Some states already have had to borrow from the U.S. Treasury Department to cover their usual share of unemployment benefits. Also, just as some states’ computer systems struggled to handle the crush of unemployment claims filed early in the pandemic, they could face technological challenges implementing this new proposed benefit. And any federal money for this increased benefit would be taken from the disaster relief fund at FEMA, leaving that fund with less money.
While the eviction moratorium created by the CARES Act was limited to housing that is federally subsidized in some form, that provision did offer temporary relief to households facing financial difficulties. The Aug. 8 executive order on evictions only instructs the secretaries of the departments of Treasury and Housing and Urban Development to determine whether there are any federal funds that could be used to help people who are struggling to pay their rent or mortgage because of the pandemic. The secretary of Health and Human Services and the director of the Centers for Disease Control and Prevention also are instructed to examine whether evictions are contributing to the spread of COVID-19.
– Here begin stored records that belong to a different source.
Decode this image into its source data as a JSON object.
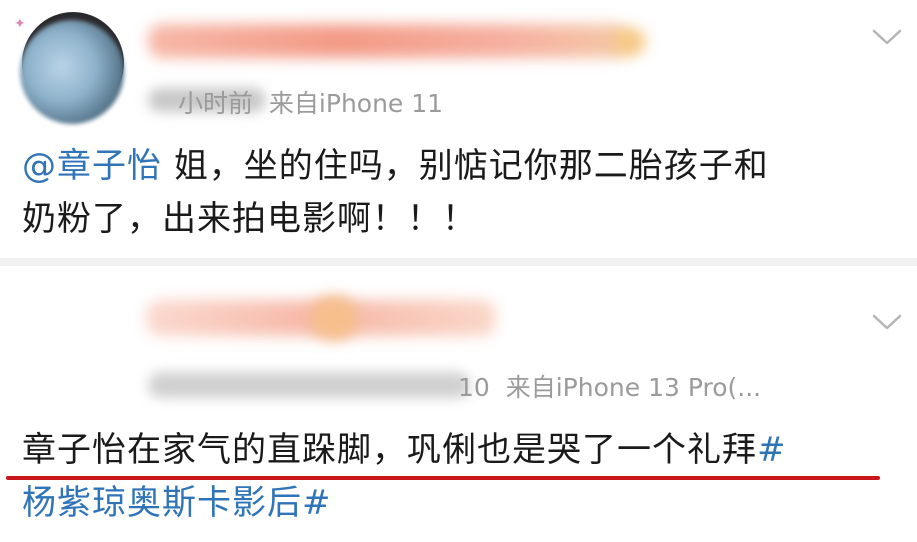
{
  "post1": {
    "time_partial": "小时前",
    "source": "来自iPhone 11",
    "mention": "@章子怡",
    "body_line1": "姐，坐的住吗，别惦记你那二胎孩子和",
    "body_line2": "奶粉了，出来拍电影啊！！！"
  },
  "post2": {
    "time_partial": "10",
    "source_partial": "来自",
    "source": "iPhone 13 Pro(...",
    "body_line1": "章子怡在家气的直跺脚，巩俐也是哭了一个礼拜",
    "hash_open": "#",
    "hashtag_line2": "杨紫琼奥斯卡影后#"
  },
  "colors": {
    "link_blue": "#2f73b9",
    "underline_red": "#c9161b",
    "meta_gray": "#9b9b9b"
  },
  "icons": [
    "chevron-down-icon",
    "avatar"
  ]
}
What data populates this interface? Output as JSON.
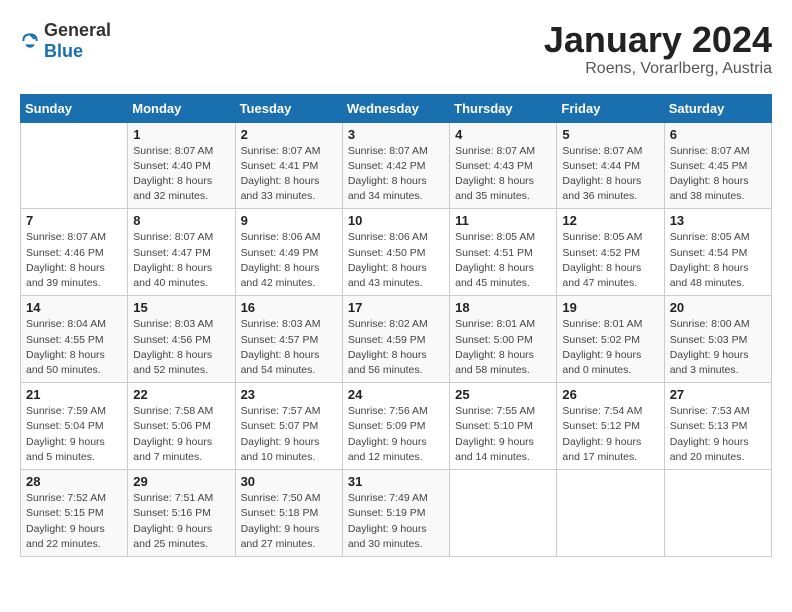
{
  "header": {
    "logo_general": "General",
    "logo_blue": "Blue",
    "month_year": "January 2024",
    "location": "Roens, Vorarlberg, Austria"
  },
  "weekdays": [
    "Sunday",
    "Monday",
    "Tuesday",
    "Wednesday",
    "Thursday",
    "Friday",
    "Saturday"
  ],
  "weeks": [
    [
      {
        "day": "",
        "info": ""
      },
      {
        "day": "1",
        "info": "Sunrise: 8:07 AM\nSunset: 4:40 PM\nDaylight: 8 hours\nand 32 minutes."
      },
      {
        "day": "2",
        "info": "Sunrise: 8:07 AM\nSunset: 4:41 PM\nDaylight: 8 hours\nand 33 minutes."
      },
      {
        "day": "3",
        "info": "Sunrise: 8:07 AM\nSunset: 4:42 PM\nDaylight: 8 hours\nand 34 minutes."
      },
      {
        "day": "4",
        "info": "Sunrise: 8:07 AM\nSunset: 4:43 PM\nDaylight: 8 hours\nand 35 minutes."
      },
      {
        "day": "5",
        "info": "Sunrise: 8:07 AM\nSunset: 4:44 PM\nDaylight: 8 hours\nand 36 minutes."
      },
      {
        "day": "6",
        "info": "Sunrise: 8:07 AM\nSunset: 4:45 PM\nDaylight: 8 hours\nand 38 minutes."
      }
    ],
    [
      {
        "day": "7",
        "info": "Sunrise: 8:07 AM\nSunset: 4:46 PM\nDaylight: 8 hours\nand 39 minutes."
      },
      {
        "day": "8",
        "info": "Sunrise: 8:07 AM\nSunset: 4:47 PM\nDaylight: 8 hours\nand 40 minutes."
      },
      {
        "day": "9",
        "info": "Sunrise: 8:06 AM\nSunset: 4:49 PM\nDaylight: 8 hours\nand 42 minutes."
      },
      {
        "day": "10",
        "info": "Sunrise: 8:06 AM\nSunset: 4:50 PM\nDaylight: 8 hours\nand 43 minutes."
      },
      {
        "day": "11",
        "info": "Sunrise: 8:05 AM\nSunset: 4:51 PM\nDaylight: 8 hours\nand 45 minutes."
      },
      {
        "day": "12",
        "info": "Sunrise: 8:05 AM\nSunset: 4:52 PM\nDaylight: 8 hours\nand 47 minutes."
      },
      {
        "day": "13",
        "info": "Sunrise: 8:05 AM\nSunset: 4:54 PM\nDaylight: 8 hours\nand 48 minutes."
      }
    ],
    [
      {
        "day": "14",
        "info": "Sunrise: 8:04 AM\nSunset: 4:55 PM\nDaylight: 8 hours\nand 50 minutes."
      },
      {
        "day": "15",
        "info": "Sunrise: 8:03 AM\nSunset: 4:56 PM\nDaylight: 8 hours\nand 52 minutes."
      },
      {
        "day": "16",
        "info": "Sunrise: 8:03 AM\nSunset: 4:57 PM\nDaylight: 8 hours\nand 54 minutes."
      },
      {
        "day": "17",
        "info": "Sunrise: 8:02 AM\nSunset: 4:59 PM\nDaylight: 8 hours\nand 56 minutes."
      },
      {
        "day": "18",
        "info": "Sunrise: 8:01 AM\nSunset: 5:00 PM\nDaylight: 8 hours\nand 58 minutes."
      },
      {
        "day": "19",
        "info": "Sunrise: 8:01 AM\nSunset: 5:02 PM\nDaylight: 9 hours\nand 0 minutes."
      },
      {
        "day": "20",
        "info": "Sunrise: 8:00 AM\nSunset: 5:03 PM\nDaylight: 9 hours\nand 3 minutes."
      }
    ],
    [
      {
        "day": "21",
        "info": "Sunrise: 7:59 AM\nSunset: 5:04 PM\nDaylight: 9 hours\nand 5 minutes."
      },
      {
        "day": "22",
        "info": "Sunrise: 7:58 AM\nSunset: 5:06 PM\nDaylight: 9 hours\nand 7 minutes."
      },
      {
        "day": "23",
        "info": "Sunrise: 7:57 AM\nSunset: 5:07 PM\nDaylight: 9 hours\nand 10 minutes."
      },
      {
        "day": "24",
        "info": "Sunrise: 7:56 AM\nSunset: 5:09 PM\nDaylight: 9 hours\nand 12 minutes."
      },
      {
        "day": "25",
        "info": "Sunrise: 7:55 AM\nSunset: 5:10 PM\nDaylight: 9 hours\nand 14 minutes."
      },
      {
        "day": "26",
        "info": "Sunrise: 7:54 AM\nSunset: 5:12 PM\nDaylight: 9 hours\nand 17 minutes."
      },
      {
        "day": "27",
        "info": "Sunrise: 7:53 AM\nSunset: 5:13 PM\nDaylight: 9 hours\nand 20 minutes."
      }
    ],
    [
      {
        "day": "28",
        "info": "Sunrise: 7:52 AM\nSunset: 5:15 PM\nDaylight: 9 hours\nand 22 minutes."
      },
      {
        "day": "29",
        "info": "Sunrise: 7:51 AM\nSunset: 5:16 PM\nDaylight: 9 hours\nand 25 minutes."
      },
      {
        "day": "30",
        "info": "Sunrise: 7:50 AM\nSunset: 5:18 PM\nDaylight: 9 hours\nand 27 minutes."
      },
      {
        "day": "31",
        "info": "Sunrise: 7:49 AM\nSunset: 5:19 PM\nDaylight: 9 hours\nand 30 minutes."
      },
      {
        "day": "",
        "info": ""
      },
      {
        "day": "",
        "info": ""
      },
      {
        "day": "",
        "info": ""
      }
    ]
  ]
}
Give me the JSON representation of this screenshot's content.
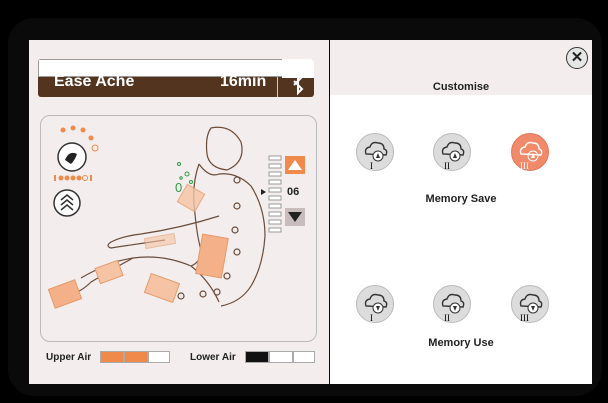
{
  "program": {
    "name": "Ease Ache",
    "time": "16min"
  },
  "customise_title": "Customise",
  "memory": {
    "save_label": "Memory Save",
    "use_label": "Memory Use",
    "save_slots": [
      "I",
      "II",
      "III"
    ],
    "use_slots": [
      "I",
      "II",
      "III"
    ],
    "active_save_slot": "III"
  },
  "intensity": {
    "value": "06"
  },
  "air": {
    "upper_label": "Upper Air",
    "lower_label": "Lower Air",
    "upper_level": 2,
    "lower_level": 1,
    "levels": 3
  },
  "zone_label": "0",
  "colors": {
    "accent": "#f08a4b",
    "brand_brown": "#53341f",
    "dark": "#111111"
  },
  "icons": [
    "close-icon",
    "bluetooth-icon",
    "cloud-save-icon",
    "cloud-use-icon",
    "massage-mode-icon",
    "airbag-icon",
    "arrow-up-icon",
    "arrow-down-icon"
  ]
}
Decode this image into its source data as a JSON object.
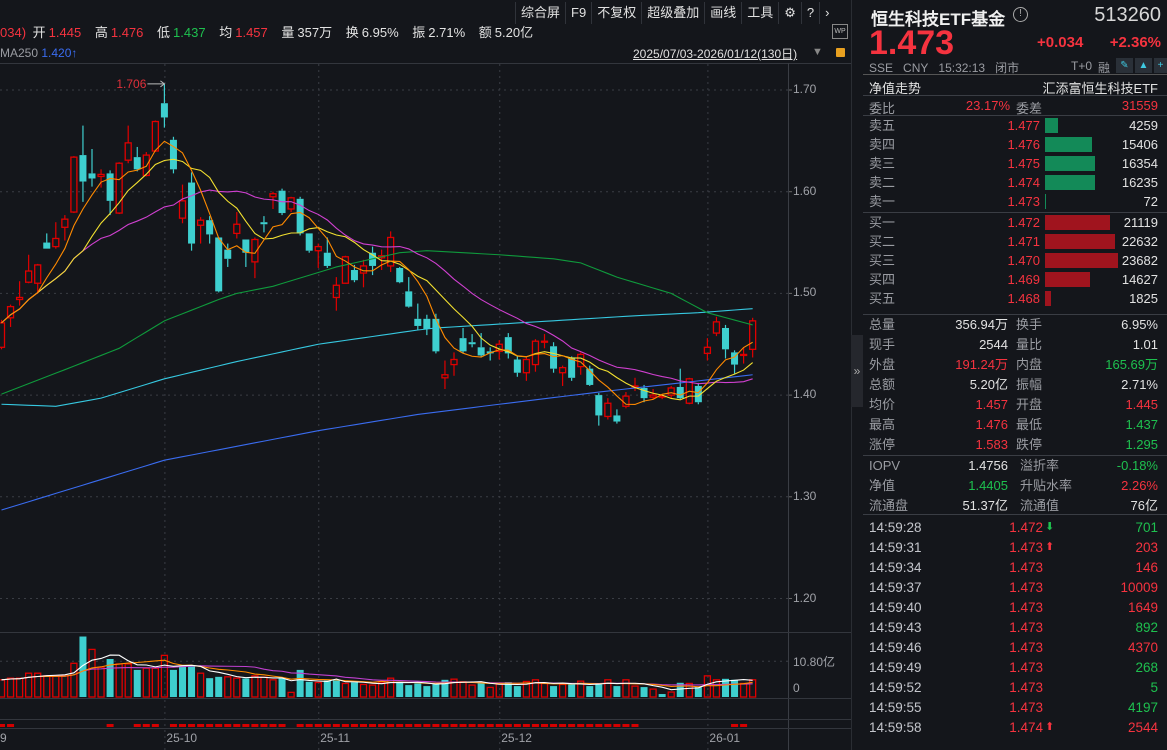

This executive action would extend the student loan relief the CARES Act provided — which had been scheduled to expire on Sept. 30 — through the end of the year. Under the new action, borrowers would not have to make payments on federal student loans through Dec. 31, 2020. Interest would not accrue on these loans during that period, and debt collectors also would temporarily halt their efforts.
Because these actions already generally are parts of the U.S. Department of Education's governance, this executive action could deliver immediate financial relief to some Americans.
Editor’s note: This article originally was published on August 10, 2020, and has been updated with information about AARP’s letter on dedicated funding for Social Security.